Agapé Chicago
inviting Chicago to feast on the love of Jesus

Blog

Luke 24, Proverbs 30

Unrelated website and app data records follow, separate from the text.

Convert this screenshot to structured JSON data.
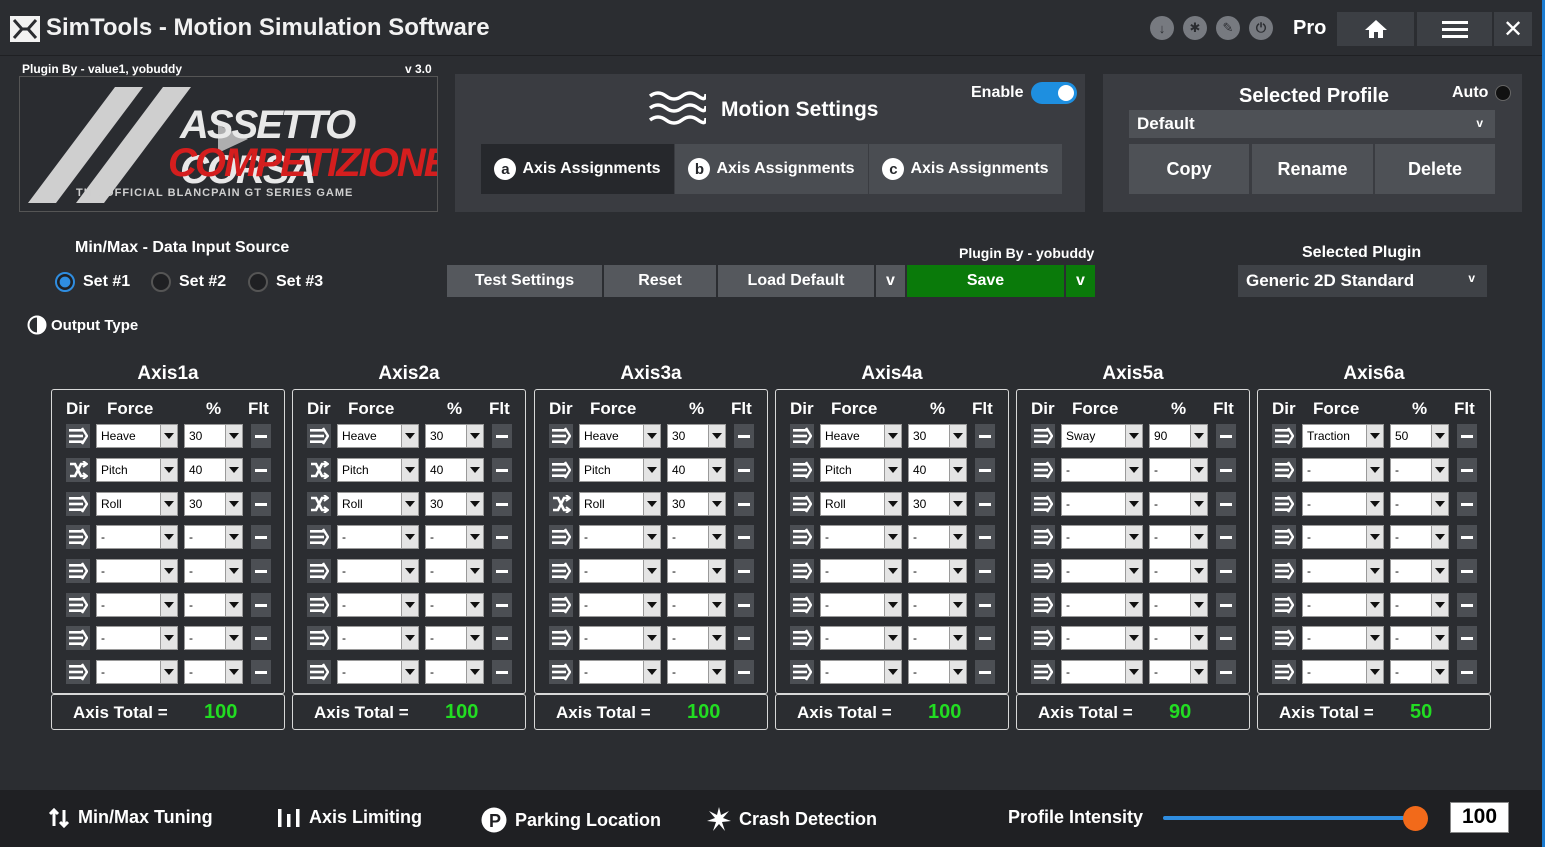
{
  "window": {
    "title": "SimTools - Motion Simulation Software",
    "tier": "Pro",
    "close_glyph": "✕",
    "toolbar_icons": [
      "download-icon",
      "gear-icon",
      "pencil-icon",
      "power-icon"
    ]
  },
  "plugin_header": {
    "plugin_by": "Plugin By - value1, yobuddy",
    "version": "v 3.0",
    "game_logo": {
      "line1": "ASSETTO CORSA",
      "line2": "COMPETIZIONE",
      "tagline": "THE OFFICIAL BLANCPAIN GT SERIES GAME"
    }
  },
  "motion_settings": {
    "title": "Motion Settings",
    "enable_label": "Enable",
    "enabled": true,
    "tabs": [
      {
        "badge": "a",
        "label": "Axis Assignments",
        "active": true
      },
      {
        "badge": "b",
        "label": "Axis Assignments",
        "active": false
      },
      {
        "badge": "c",
        "label": "Axis Assignments",
        "active": false
      }
    ]
  },
  "profile": {
    "title": "Selected Profile",
    "auto_label": "Auto",
    "selected": "Default",
    "buttons": [
      "Copy",
      "Rename",
      "Delete"
    ]
  },
  "data_source": {
    "label": "Min/Max - Data Input Source",
    "options": [
      {
        "label": "Set #1",
        "selected": true
      },
      {
        "label": "Set #2",
        "selected": false
      },
      {
        "label": "Set #3",
        "selected": false
      }
    ]
  },
  "output_type_label": "Output Type",
  "actions": {
    "test": "Test Settings",
    "reset": "Reset",
    "load_default": "Load Default",
    "save": "Save",
    "caret": "v"
  },
  "plugin_by_mid": "Plugin By - yobuddy",
  "selected_plugin": {
    "label": "Selected Plugin",
    "value": "Generic 2D Standard"
  },
  "axis_headers": {
    "dir": "Dir",
    "force": "Force",
    "pct": "%",
    "flt": "Flt"
  },
  "axis_total_label": "Axis Total =",
  "axes": [
    {
      "name": "Axis1a",
      "total": "100",
      "rows": [
        {
          "dir": "forward",
          "force": "Heave",
          "pct": "30"
        },
        {
          "dir": "reverse",
          "force": "Pitch",
          "pct": "40"
        },
        {
          "dir": "forward",
          "force": "Roll",
          "pct": "30"
        },
        {
          "dir": "forward",
          "force": "-",
          "pct": "-"
        },
        {
          "dir": "forward",
          "force": "-",
          "pct": "-"
        },
        {
          "dir": "forward",
          "force": "-",
          "pct": "-"
        },
        {
          "dir": "forward",
          "force": "-",
          "pct": "-"
        },
        {
          "dir": "forward",
          "force": "-",
          "pct": "-"
        }
      ]
    },
    {
      "name": "Axis2a",
      "total": "100",
      "rows": [
        {
          "dir": "forward",
          "force": "Heave",
          "pct": "30"
        },
        {
          "dir": "reverse",
          "force": "Pitch",
          "pct": "40"
        },
        {
          "dir": "reverse",
          "force": "Roll",
          "pct": "30"
        },
        {
          "dir": "forward",
          "force": "-",
          "pct": "-"
        },
        {
          "dir": "forward",
          "force": "-",
          "pct": "-"
        },
        {
          "dir": "forward",
          "force": "-",
          "pct": "-"
        },
        {
          "dir": "forward",
          "force": "-",
          "pct": "-"
        },
        {
          "dir": "forward",
          "force": "-",
          "pct": "-"
        }
      ]
    },
    {
      "name": "Axis3a",
      "total": "100",
      "rows": [
        {
          "dir": "forward",
          "force": "Heave",
          "pct": "30"
        },
        {
          "dir": "forward",
          "force": "Pitch",
          "pct": "40"
        },
        {
          "dir": "reverse",
          "force": "Roll",
          "pct": "30"
        },
        {
          "dir": "forward",
          "force": "-",
          "pct": "-"
        },
        {
          "dir": "forward",
          "force": "-",
          "pct": "-"
        },
        {
          "dir": "forward",
          "force": "-",
          "pct": "-"
        },
        {
          "dir": "forward",
          "force": "-",
          "pct": "-"
        },
        {
          "dir": "forward",
          "force": "-",
          "pct": "-"
        }
      ]
    },
    {
      "name": "Axis4a",
      "total": "100",
      "rows": [
        {
          "dir": "forward",
          "force": "Heave",
          "pct": "30"
        },
        {
          "dir": "forward",
          "force": "Pitch",
          "pct": "40"
        },
        {
          "dir": "forward",
          "force": "Roll",
          "pct": "30"
        },
        {
          "dir": "forward",
          "force": "-",
          "pct": "-"
        },
        {
          "dir": "forward",
          "force": "-",
          "pct": "-"
        },
        {
          "dir": "forward",
          "force": "-",
          "pct": "-"
        },
        {
          "dir": "forward",
          "force": "-",
          "pct": "-"
        },
        {
          "dir": "forward",
          "force": "-",
          "pct": "-"
        }
      ]
    },
    {
      "name": "Axis5a",
      "total": "90",
      "rows": [
        {
          "dir": "forward",
          "force": "Sway",
          "pct": "90"
        },
        {
          "dir": "forward",
          "force": "-",
          "pct": "-"
        },
        {
          "dir": "forward",
          "force": "-",
          "pct": "-"
        },
        {
          "dir": "forward",
          "force": "-",
          "pct": "-"
        },
        {
          "dir": "forward",
          "force": "-",
          "pct": "-"
        },
        {
          "dir": "forward",
          "force": "-",
          "pct": "-"
        },
        {
          "dir": "forward",
          "force": "-",
          "pct": "-"
        },
        {
          "dir": "forward",
          "force": "-",
          "pct": "-"
        }
      ]
    },
    {
      "name": "Axis6a",
      "total": "50",
      "rows": [
        {
          "dir": "forward",
          "force": "Traction",
          "pct": "50"
        },
        {
          "dir": "forward",
          "force": "-",
          "pct": "-"
        },
        {
          "dir": "forward",
          "force": "-",
          "pct": "-"
        },
        {
          "dir": "forward",
          "force": "-",
          "pct": "-"
        },
        {
          "dir": "forward",
          "force": "-",
          "pct": "-"
        },
        {
          "dir": "forward",
          "force": "-",
          "pct": "-"
        },
        {
          "dir": "forward",
          "force": "-",
          "pct": "-"
        },
        {
          "dir": "forward",
          "force": "-",
          "pct": "-"
        }
      ]
    }
  ],
  "bottom_bar": {
    "items": [
      {
        "label": "Min/Max Tuning",
        "icon": "minmax-icon"
      },
      {
        "label": "Axis Limiting",
        "icon": "axis-limit-icon"
      },
      {
        "label": "Parking Location",
        "icon": "parking-icon"
      },
      {
        "label": "Crash Detection",
        "icon": "crash-icon"
      }
    ],
    "intensity_label": "Profile Intensity",
    "intensity_value": "100",
    "intensity_fraction": 0.96
  },
  "colors": {
    "accent_blue": "#2f8de0",
    "save_green": "#0a7a0a",
    "total_green": "#22dd22",
    "slider_knob": "#f26a1a",
    "game_red": "#d41e1e"
  }
}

When the risen Jesus appears to two unnamed disciples, we learn a great deal about the mindset of Jesus’ closest followers in the days immediately following the crucifixion. We learn that Jesus has been demoted in their minds, as we see them call Jesus a “a prophet” (Luke 24:19), while acknowledging Jesus’ seeming failure of meeting the messiah’s job description to “redeem Israel.” (Luke 24:21). Also, either Jesus looked very different in His resurrection body, or these disciples have so thoroughly written Jesus off, they cannot imagine they are talking to their master. Either way, their lack of recognition of Jesus until the very end of their discussion shows yet another example of discipleship failure to perceive God’s work in Jesus, that flowed from a hard heartedness against Jesus’ message about His own necessary death. Let me state it again, the cross wasn’t initially the beginning of the hopes of the early followers of Jesus, but what they saw as the end. These writers convey embarrassing details that implicates all but a few women, who probably had little to fear in showing their devotion to the crucified messiah. Unless we see this, we are unable to grasp just how revolutionary the resurrection is, especially when paired with the crucifixion. Jesus’ rising, and the early church calling this event “Resurrection” was so far off the map of Jesus’ followers, that even when they saw Him face to face, they didn’t notice their Lord. There is the beauty of life in those details. All of the oft-uttered cliches, and poetry in human history, that has sought to testify to how deeply transformative this great event is only scratches the surface of how much this event truly changed our world. I delight in the fact there is always more beauty in this story, now matter how many times I read it.
 

Jeremiah Vaught